Royalton salutes the ‘Family Farm’ through sculpture

Students, teachers and community members gathered with the artist to cut the ribbons surrounding Royalton Elementary’s new sculpture dedicated to “The Family Farm.” Pictured wielding scissors are (from left): artist Marcia McEachron, FFA member Austin Schmitt, announcer/teacher Erin Chisholm, Principal Dr. Phil Gurbada and local farmer Ron Borash.

Students, teachers and community members gathered with the artist to cut the ribbons surrounding Royalton Elementary’s new sculpture dedicated to “The Family Farm.” Pictured wielding scissors are (from left): artist Marcia McEachron, FFA member Austin Schmitt, announcer/teacher Erin Chisholm, Principal Dr. Phil Gurbada and local farmer Ron Borash.

Farm implements of bygone years used to show farm life

by Jennie Zeitler, Staff Writer

 

The students and faculty of Royalton Elementary School have expressed their appreciation of farm families through an art sculpture installed at the south entrance of the building. The sculpture was dedicated during a celebration of farms, May 20.

The entire student body gathered outside the entrance, joined by teachers, community members and visitors.

“This is a symbol that encourages us to consider an aspect of our school district’s success which at times might go unnoticed,” said Principal Dr. Phil Gurbada. “We wanted to celebrate and honor the great contribution made by students of farm families.”

Gurbada described the exceptional qualities in work habits, social skills and academic achievement demonstrated by a large number of these students. They work hard, respect others and enjoy themselves, he said.

Gurbada looked for three years for an artist before finding sculptor Marcia McEachron.

“Someone gave him my name and mentioned that I work with farm machinery,” McEachron said.

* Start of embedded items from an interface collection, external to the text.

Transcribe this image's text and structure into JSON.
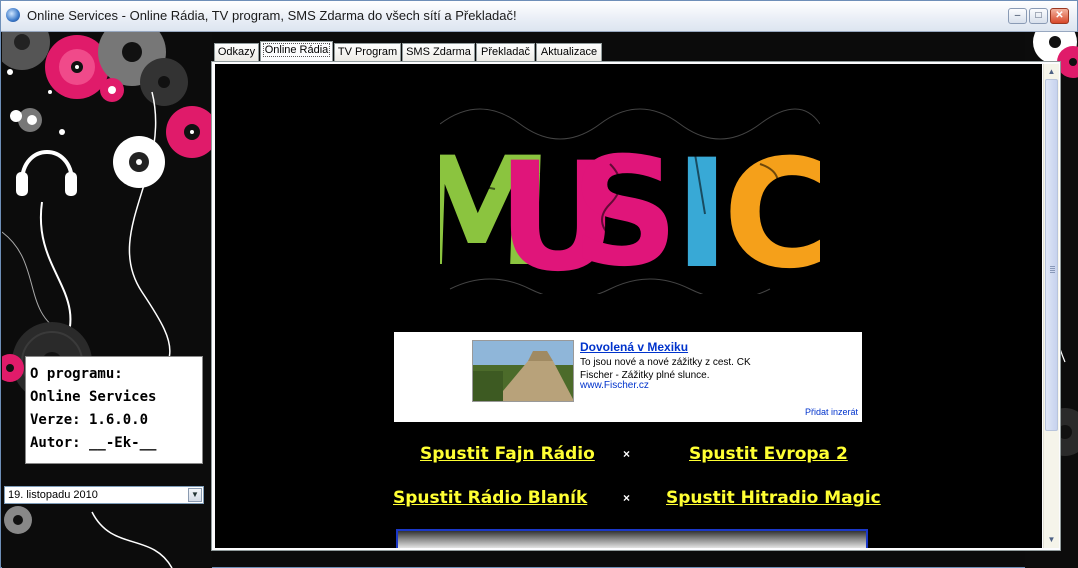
{
  "window": {
    "title": "Online Services - Online Rádia, TV program, SMS Zdarma do všech sítí a Překladač!",
    "minimize_glyph": "–",
    "maximize_glyph": "□",
    "close_glyph": "✕"
  },
  "tabs": [
    {
      "label": "Odkazy",
      "active": false
    },
    {
      "label": "Online Rádia",
      "active": true
    },
    {
      "label": "TV Program",
      "active": false
    },
    {
      "label": "SMS Zdarma",
      "active": false
    },
    {
      "label": "Překladač",
      "active": false
    },
    {
      "label": "Aktualizace",
      "active": false
    }
  ],
  "info": {
    "line1": "O programu:",
    "line2": "Online Services",
    "line3": "Verze: 1.6.0.0",
    "line4": "Autor: __-Ek-__"
  },
  "date_select": {
    "value": "19. listopadu 2010"
  },
  "ad": {
    "title": "Dovolená v Mexiku",
    "text": "To jsou nové a nové zážitky z cest. CK Fischer - Zážitky plné slunce.",
    "url": "www.Fischer.cz",
    "post_label": "Přidat inzerát"
  },
  "links": {
    "fajn": "Spustit Fajn Rádio",
    "evropa": "Spustit Evropa 2",
    "blanik": "Spustit Rádio Blaník",
    "hitradio": "Spustit Hitradio Magic",
    "separator": "×"
  },
  "colors": {
    "link_yellow": "#ffff33",
    "music_green": "#8bc43f",
    "music_pink": "#e0157a",
    "music_blue": "#38a9d6",
    "music_orange": "#f5a01a"
  }
}
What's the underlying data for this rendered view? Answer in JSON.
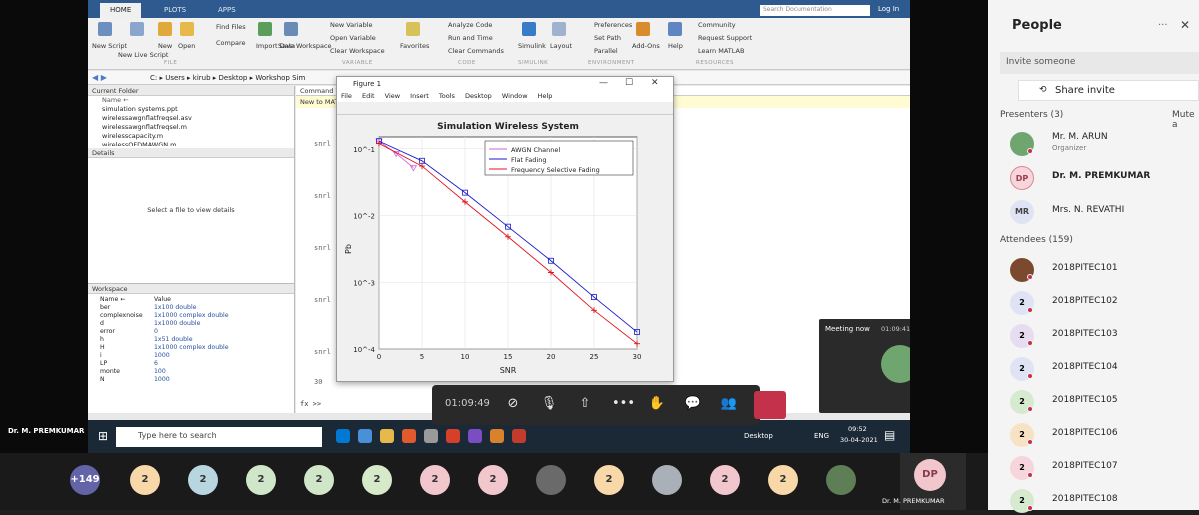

Various artifacts of farming days gone by were used to form the sculpture, including a bill hook from a baler, chain links, a sprocket and a disc blade. An alert observer will see tractor seats, hay forks, horse shoes and shovels as well.

Various artifacts of farming days gone by were used to form the sculpture, including a bill hook from a baler, chain links, a sprocket and a disc blade. An alert observer will see tractor seats, hay forks, horse shoes and shovels as well.

McEachron accepted an entire trailer full of farm machinery about 10 years ago and this was the perfect opportunity to dig into it. She chose the particular site at the school to best accentuate the sculpture.

“I put up the fence using pieces of farm machinery and my iron work,” she said.

“Marcia bent, shaped and welded those discarded items into a series of figures and symbols that communicate the best of rural farm life,” Gurbada said.

Part of the sculpture is mounted on the outside wall of the school, showing farmers, animals and a variety of farm and community images.

The scene is depicted using such eclectic items as a bill hook from a hay baler, chain links, a sprocket, a disc blade, tractor seats, hay forks, horseshoes and shovels.

“I just love the fact that there is such a commitment to the arts in the elementary school,” said Royalton Mayor Andrea Lauer. “This is one shining example of that.”

“Art is an especially creative and meaningful way to communicate,” Gurbada said. “When people approach our building entrance, the sculpture welcomes them in and reminds them of a very important part of our heritage and our success.”

“I see all the artwork displayed in the school; I feel privileged to be here,” McEachron told the gathered students. “It’s all about imagination. I hope this will help instill in you to use your imagination.”

Jon Ellerbusch, Royalton superintendent, said, “I like that this is formed around different aspects of our community. Farming is featured but it also shows Royalton’s two rivers.”

Representing family farms in the Royalton-Bowlus area, Ron Borash said, “Families work hard to improve the land so that traditions and values can be passed on to the next generations. This is not just a monument to the past, but a salute to an ideal that we’ll continue to uphold on our family farms.”

Chosen at the last minute to stand in for an absent speaker, high school FFA officer Austin Schmitt gave an impromptu speech committing the FFA to greater involvement at the elementary school.

“We want to teach more about where food comes from,” he said. “It’s not the grocery store.”

Students were dismissed to the tune of “The Farmer in the Dell,” picking up an ice cream treat from two dairy princesses on their way back into the school. Benton County Dairy Princess (and Princess Kay of the Milky Way finalist) Katie Schmitt , a 2012 Royalton graduate, and current Royalton student and Benton County Dairy Ambassador Mary Fleck, were tickled to distribute the treats.

“We tend to think of farms as a way of life,” Lauer said. “But family farms today are also big business, even without the skyscrapers of the city.”

Gurbada believes that education in the age of “standards, testing and accountability” is out of balance.

“The arts are a way to put us back on a saner path and keep creativity within our schools alive,” he said. “We in the Royalton School District know that the farm family has enriched us and we are glad to express our appreciation. We are confident that art was the best and most heartfelt way to communicate our gratitude.”

up arrow